“Context is about how we relate to everything around us. It has to do with what we take in with our five senses: sight, hearing, touch, taste, and smell, and how what we perceive with them affects the situations we find ourselves in. It influences the choices we make, based on what’s going on around us and what we expect or want to do next.”

Experience-driven commerce
Coined by the digital marketing experts at Adobe, experience-driven commerce is perhaps one of the hottest trends in ecommerce today, especially for luxury and fashion retailers.

Experience-driven commerce is a fusion of digital marketing, content, analytics and data, with commerce and transactions to support the entire customer lifecycle. It is emotionally connecting with the customer in a digitally enabled way through personalized, immersive experiences across any channel.

Think of it as inviting customers into a visually compelling brand story that blends rather than siloes the transactional checkout component.

Experience-driven commerce uses a new customer journey that combines content and context with commerce. This approach is something that the antiquated catalog ecommerce store of days past just cannot offer.

Mobile mind shift
Coined by Forrester Research analysts Ted Schadler, Josh Bernoff, and Julie Ask in the book “The Mobile Mindshift,” this phrase refers to a world where the new battleground for customers is the mobile moment.

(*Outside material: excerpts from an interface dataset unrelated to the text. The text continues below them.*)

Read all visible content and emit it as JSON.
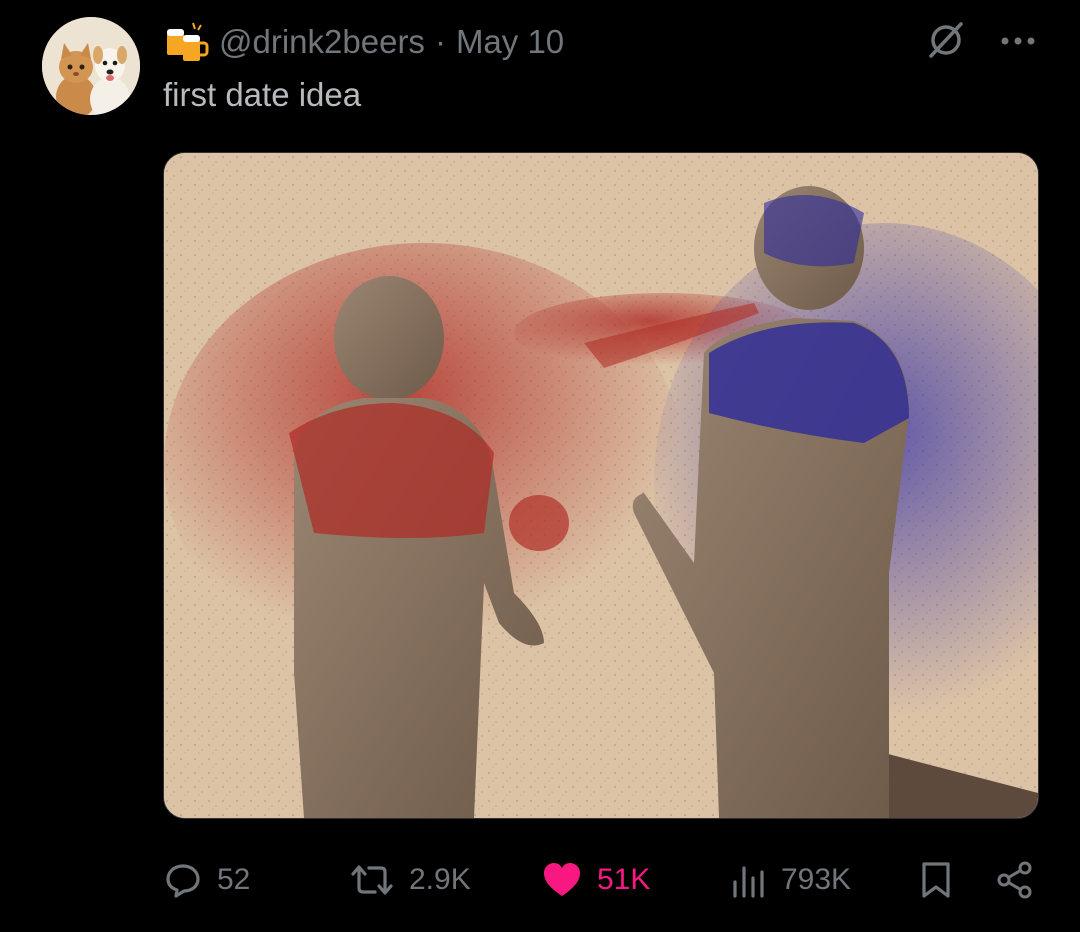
{
  "tweet": {
    "handle": "@drink2beers",
    "separator": "·",
    "date": "May 10",
    "text": "first date idea"
  },
  "icons": {
    "avatar": "cat-and-dog-avatar",
    "display_name_emoji": "beer-mugs-icon",
    "grok": "grok-icon",
    "more": "more-icon",
    "reply": "reply-icon",
    "retweet": "retweet-icon",
    "like": "heart-icon",
    "views": "analytics-icon",
    "bookmark": "bookmark-icon",
    "share": "share-icon"
  },
  "stats": {
    "replies": "52",
    "retweets": "2.9K",
    "likes": "51K",
    "views": "793K"
  },
  "colors": {
    "background": "#000000",
    "muted": "#71767b",
    "like_active": "#f91880",
    "text": "#b7bbbe"
  }
}
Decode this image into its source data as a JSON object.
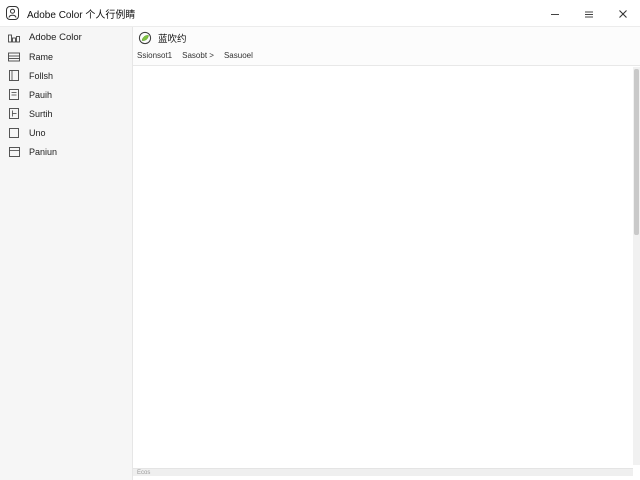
{
  "window": {
    "title": "Adobe Color 个人行例睛"
  },
  "sidebar": {
    "items": [
      {
        "label": "Adobe Color",
        "icon": "grid-icon"
      },
      {
        "label": "Rame",
        "icon": "card-icon"
      },
      {
        "label": "Follsh",
        "icon": "document-icon"
      },
      {
        "label": "Pauih",
        "icon": "page-icon"
      },
      {
        "label": "Surtih",
        "icon": "image-icon"
      },
      {
        "label": "Uno",
        "icon": "square-icon"
      },
      {
        "label": "Paniun",
        "icon": "panel-icon"
      }
    ]
  },
  "main": {
    "title": "蓝吹约",
    "title_icon": "leaf-circle-icon",
    "breadcrumb": [
      "Ssionsot1",
      "Sasobt >",
      "Sasuoel"
    ],
    "status_text": "Ecos"
  }
}
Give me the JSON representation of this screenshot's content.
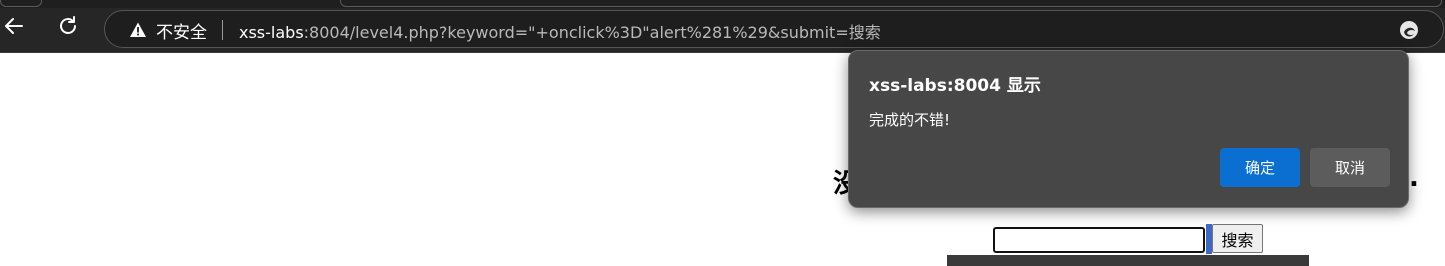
{
  "browser": {
    "security_label": "不安全",
    "url_host": "xss-labs",
    "url_rest": ":8004/level4.php?keyword=\"+onclick%3D\"alert%281%29&submit=搜索",
    "icons": {
      "back": "back-arrow-icon",
      "reload": "reload-icon",
      "warning": "warning-icon",
      "extension": "extension-icon"
    }
  },
  "page": {
    "heading_partial": "没",
    "heading_tail": ".",
    "search_input_value": "",
    "search_button_label": "搜索"
  },
  "dialog": {
    "title": "xss-labs:8004 显示",
    "message": "完成的不错!",
    "ok_label": "确定",
    "cancel_label": "取消"
  },
  "colors": {
    "toolbar_bg": "#262626",
    "dialog_bg": "#474747",
    "ok_button": "#0a6fd0",
    "cancel_button": "#5c5c5c",
    "focus_accent": "#3f67c6"
  }
}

The authors posit that the mobile phenomenon has created a Pavlovian response in mobile users — the expectation that I can get what I want, anytime, in my immediate context.

The scary truth is that most companies are simply not ready for the mobile moment.

To deal with this, CMOs must put mobile experiences at the forefront of everything they do.

This is one of the most popular buzzwords in the retail industry today.

An omnichannel strategy, or omnichannel experience, offers an interconnectedness between every touch point from the perspective of the consumer.

What distinguishes the omnichannel customer experience from the multichannel customer experience is the true integration between channels on the backend.

For more information about omnichannel, visit Get Elastic at

Organizational silo
A silo refers to the real or imaginary divisions within a company that hamper digital innovation.

Historically, the dominant approach to digital transformation has been for companies to create a “digital” team, separate from stores, branches, marketing or operations.

Often, organizational silos extend to the executive C-level. Case in point: chief information officers have always managed the technology, while CMOs are in charge of branding and market messaging.

With experience-driven commerce, this is no longer the case.

Technology trends are influencing how consumers buy and how businesses sell. As a result, silos must be eliminated.

Organizations must shift their structures to align themselves with how customers act in a new world obsessed with digital experiences. This may require a full reorganization while or simply defining new roles and accountabilities.

Personalization means providing a unique experience to each customer based on his or her wants and needs.

Product recommendation engines do a decent job of personalizing a user’s experience, but they only leverage on-site context such as profile, clickstream and purchase data, often within a single or a handful of visits until the customer clears cookies or changes devices, for example.

Marketers now have access to much more contextual information and should seek to combine personalization with contextual strategies.

Single view of the customer
A so-called “single view of the customer” remains illusive but is highly desired among marketers.

A single view of the customer allows businesses to envision a complete customer profile, regardless of how that customer chooses to interact with a brand.

Most often, organizations struggle with obtaining one view because they do not have supporting data strategies in place.

Other barriers to a single view of the customer include siloed organizations and lack of an API strategy.

BY LEARNING THESE eight terms and phrases, you should be ready for your next C-level meeting with a better understanding of the latest trends in the commerce industry.

Matt Dion is vice president of marketing at Elastic Path, Vancouver, British Columbia, Canada. Reach him at